Prosecutors say Kelly shot the video of Minor 1 in a log cabin-themed room at his North Side Chicago home between 1998 and 2000 when she was as young as 13. In it, the girl is heard calling the man “daddy.” Federal prosecutors say that she and Kelly had sex hundreds of times over the years in his homes, recording studios and tour buses.
Before the 2008 trial, Kelly carried a duffle bag full of sex tapes everywhere he went for years, but some tapes later went missing, according to court filings. In the 2000s, bootleg copies of some videos appeared on street corners across the U.S.
Kelly, who rose from poverty on Chicago’s South Side to become a star singer, songwriter and producer, knew a conviction in 2008 would effectively end his life as he knew it.
On June 13, 2008, Kelly shut his eyes tight and bowed his head as jurors returned from deliberations. As a court official read the jury’s decision and it became clear Kelly would be acquitted on all counts, tears streamed down his cheeks and he said over and over, “Thank you, Jesus.”
Two Kelly associates, Derrel McDavid and Milton Brown, are co-defendants in Chicago. McDavid is accused of helping Kelly fix the 2008 trial, while Brown is charged with receiving child pornography. Like Kelly, they have also denied any wrongdoing.
Double jeopardy rules bar the prosecution of someone for the same crimes they were acquitted of earlier. But that shouldn’t apply to the Chicago federal trial because prosecutors are alleging different crimes related to Minor 1, including obstruction of justice for fixing the 2008 trial.
Minor 1 first met Kelly in the late 1990s when she was in junior high school. She had tagged along to Kelly’s Chicago recording studio with her aunt, a professional singer working with Kelly’s music. Soon after that meeting, Minor 1 told her parents Kelly was going to be her godfather.
In the early 2000s, the aunt showed the parents a copy of a video she said depicted their daughter having sex with Kelly. When they confronted Kelly, he told them, “You’re with me or against me,” a government filing says.
The parents took it as a threat.
“Minor 1’s mother did not want to go up against Kelly’s power, money, and influence by not following what he said,” the filing adds.
Kelly told the parents and Minor 1 they had to leave Chicago, paying for them to travel to the Bahamas and Cancun, Mexico. When they returned, prosecutors say Kelly sought to isolate Minor 1, moving her around to different hotels.
When called before a state grand jury looking into the video, Minor 1, her father and mother denied it was her in it. Prosecutors say an attorney for Kelly sat in on their testimony and reported back to Kelly what they said.
Prosecutors from the Cook County state’s attorney’s office chose to push ahead with charges and to take the case to trial in 2008 despite what they knew was a major hurdle: their inability to call the girl in the video to testify.
Any confidence Kelly may have had of beating similar charges a second time were likely dashed when he learned Minor 1 was now cooperating the government.
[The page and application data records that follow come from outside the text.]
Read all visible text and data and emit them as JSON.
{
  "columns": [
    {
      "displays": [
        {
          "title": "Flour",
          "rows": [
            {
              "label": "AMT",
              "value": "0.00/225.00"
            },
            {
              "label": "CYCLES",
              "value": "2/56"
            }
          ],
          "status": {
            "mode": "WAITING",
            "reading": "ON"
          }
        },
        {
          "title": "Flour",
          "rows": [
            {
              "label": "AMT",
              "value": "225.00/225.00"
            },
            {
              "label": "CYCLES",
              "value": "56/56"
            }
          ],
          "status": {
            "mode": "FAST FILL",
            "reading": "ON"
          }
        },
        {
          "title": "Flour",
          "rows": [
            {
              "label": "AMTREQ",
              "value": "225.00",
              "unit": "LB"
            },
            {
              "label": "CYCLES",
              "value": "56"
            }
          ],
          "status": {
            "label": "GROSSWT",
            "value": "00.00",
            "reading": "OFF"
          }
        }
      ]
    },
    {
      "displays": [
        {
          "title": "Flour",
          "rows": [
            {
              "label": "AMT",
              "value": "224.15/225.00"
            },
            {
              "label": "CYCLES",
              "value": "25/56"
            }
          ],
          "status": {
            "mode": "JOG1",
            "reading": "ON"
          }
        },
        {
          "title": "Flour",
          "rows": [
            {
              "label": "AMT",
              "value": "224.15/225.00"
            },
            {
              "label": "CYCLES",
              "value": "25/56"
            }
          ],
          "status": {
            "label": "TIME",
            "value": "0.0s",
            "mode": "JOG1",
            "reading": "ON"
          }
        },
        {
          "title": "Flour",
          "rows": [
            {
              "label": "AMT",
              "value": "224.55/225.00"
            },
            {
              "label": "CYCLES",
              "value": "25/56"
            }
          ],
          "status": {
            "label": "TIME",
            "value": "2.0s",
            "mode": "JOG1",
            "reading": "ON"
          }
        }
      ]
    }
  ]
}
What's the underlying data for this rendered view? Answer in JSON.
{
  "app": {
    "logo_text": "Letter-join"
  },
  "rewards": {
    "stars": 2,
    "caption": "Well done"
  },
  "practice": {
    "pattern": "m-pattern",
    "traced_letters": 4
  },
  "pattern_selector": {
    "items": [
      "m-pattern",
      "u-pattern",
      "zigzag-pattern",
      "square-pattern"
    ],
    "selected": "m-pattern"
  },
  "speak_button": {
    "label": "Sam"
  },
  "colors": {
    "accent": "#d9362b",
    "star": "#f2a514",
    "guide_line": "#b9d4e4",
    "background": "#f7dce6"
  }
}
With more resources, federal prosecutors also boast conviction rates of more than 90% compared to around 65% for their state counterparts.
In 2008, his lawyers argued the man in the VHS video who appeared very much to be Kelly was not Kelly. They showed jurors that Kelly has a large mole on his back, then played excerpts of the video in which no mole was visible on the man.
One of Kelly’s attorneys, Sam Adam Jr., told jurors during closings that no mole on the man’s back meant one thing: “It ain’t him. And if it ain’t him, you can’t convict.”